Interestingly, the chicken-suit used for Baclanova's final scene was originally made for Browning's 1928 Lon Chaney vehicle West of Zanzibar. The sequence in which it was used by Chaney was cut from the film, but a few stills exist to prove the fact.
Production for FREAKS began during October of 1931 on a schedule of 32 days and
a budget of $290,469. Some trouble errupted when many of the patrons of the studio canteen
were sickened by the presence of some of the more deformed grotesques. Meanwhile producer
Harry Rapf organised a delegation to confront Thalberg and Mayer to stop production, but
director Jack Conway, then working on TARZAN THE APE MAN at the same studio, vetoed
the formal protest trusting Thalberg's sixth sense regarding what the public wanted. As a
compromise only Harry Earles, his sister Daisy and the Hilton sisters were allowed in the
The re-worked version was completed on 29th January and was released in Los Angeles
during February 1932. Despite the lack of a coherent script and with acting abilities
below par, Browning manages to transfer the compassion that he felt for the freaks to the
screen, depicting them as very human beings trapped in their inhuman bodies. However this
would remain as controversial as the day of its release. Manufactured badges displaying
some of the cast were given out in selected theatres, but the public stayed away in droves
not prepared to endure "real horrors". The critics were equally unenthusiastic. The
New Yorker called FREAKS "a little gem, but at the same time, a perverse one.
There isn't anything wholesome about it...its morbidity lies beyond the boundaries of
anything like dear, simple sex."
The ramifications of the film's failure even reached Cecil B. DeMille who cut a
sequence from THE SIGN OF THE CROSS depicting dwarfs battling Amazons for the
enjoyment of the Roman crowd. With the disapproval of the public and the continuing
demands of the Hays office for Hollywood to clean up their act, it seemed that the horror
cycle was to end as quickly as it had begun.
Net loss for the film was recorded as $16,000 and Louis B. Mayer seemed to punish Tod Browning by assigning him to routine films until he could fire him. Interestingly, Tod Browning's next film was FAST WORKERS (1933), a drama starring John Gilbert as a construction worker, another whose career was threatened by the movie mogul after an altercation errupted when Mayer commented disparagingly about Greta Garbo. By all accounts Gilbert smacked Mayer on the jaw.
Louis B. Mayer considered FREAKS
to be an embarrassment and he was prepared to bury it in MGM's vaults when a lucrative
offer turned up from exploitation producer Dwain Esper known for such roadshow attractions
as Maniac (1934), HOW TO DRESS IN FRONT
OF YOUR HUSBAND (1937), and the immortal MARIHUANA: WEED WITH ROOTS IN HELL

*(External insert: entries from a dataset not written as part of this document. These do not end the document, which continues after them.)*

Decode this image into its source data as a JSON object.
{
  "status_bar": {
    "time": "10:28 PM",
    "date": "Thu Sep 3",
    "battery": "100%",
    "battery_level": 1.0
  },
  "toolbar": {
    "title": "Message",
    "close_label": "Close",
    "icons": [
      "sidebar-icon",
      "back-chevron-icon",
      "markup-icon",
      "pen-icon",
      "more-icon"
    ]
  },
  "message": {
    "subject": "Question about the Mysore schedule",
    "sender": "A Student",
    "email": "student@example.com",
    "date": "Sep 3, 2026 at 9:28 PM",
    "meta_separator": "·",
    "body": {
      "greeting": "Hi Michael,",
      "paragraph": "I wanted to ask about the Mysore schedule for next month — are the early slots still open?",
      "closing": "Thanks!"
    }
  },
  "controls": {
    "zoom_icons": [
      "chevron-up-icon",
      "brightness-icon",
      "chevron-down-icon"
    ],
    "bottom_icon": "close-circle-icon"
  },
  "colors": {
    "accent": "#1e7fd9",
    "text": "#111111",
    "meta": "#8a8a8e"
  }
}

(1937). Esper offered to lease the film for 25 years for $5000 plus royalties. Mayer
agreed and handed over the official release, Browning's original cut and the revision
shots. Esper then combined the film and reportedly added another reel of oddities footage
from different sources. He took the film on the road as an "adults only"
attraction under various exploitive titles that included NATURE'S MISTAKES, FORBIDDEN
LOVE and THE MONSTER SHOW. In 1947 Esper released a legitamate reissue to a
succession of mainstream cinemas with little impact. Ten years later the rights reverted
back to MGM. where the film lay dormant for five years before being screened to a
receptive audience at the 1962 Cannes Film Festival. The Sixties saw the film play
successfully throughout Europe and finally in Britain after a forty year ban. FREAKS
became a cult favourite in France and was revived in art-houses and colleges the
length and breadth of America. During the late Eighties the film was released on the home
video market and only recently appeared on video in the UK.
Of the cast only the half-boy Johnny Eck and Angelo Rossitto maintained any affection for the film and its director. The public's reaction to the film spelt the virtual end of Browning's career even though most of his previous films had also consisted of a collusion of the normal and the abnormal. Yet Freaks emphasised the role-reversal, both physically and mentally, to such an extent that it failed to gain massive acceptance until thirty years later.
In spite of this FREAKS remains unique as a sub-genre of one.
DVD available click here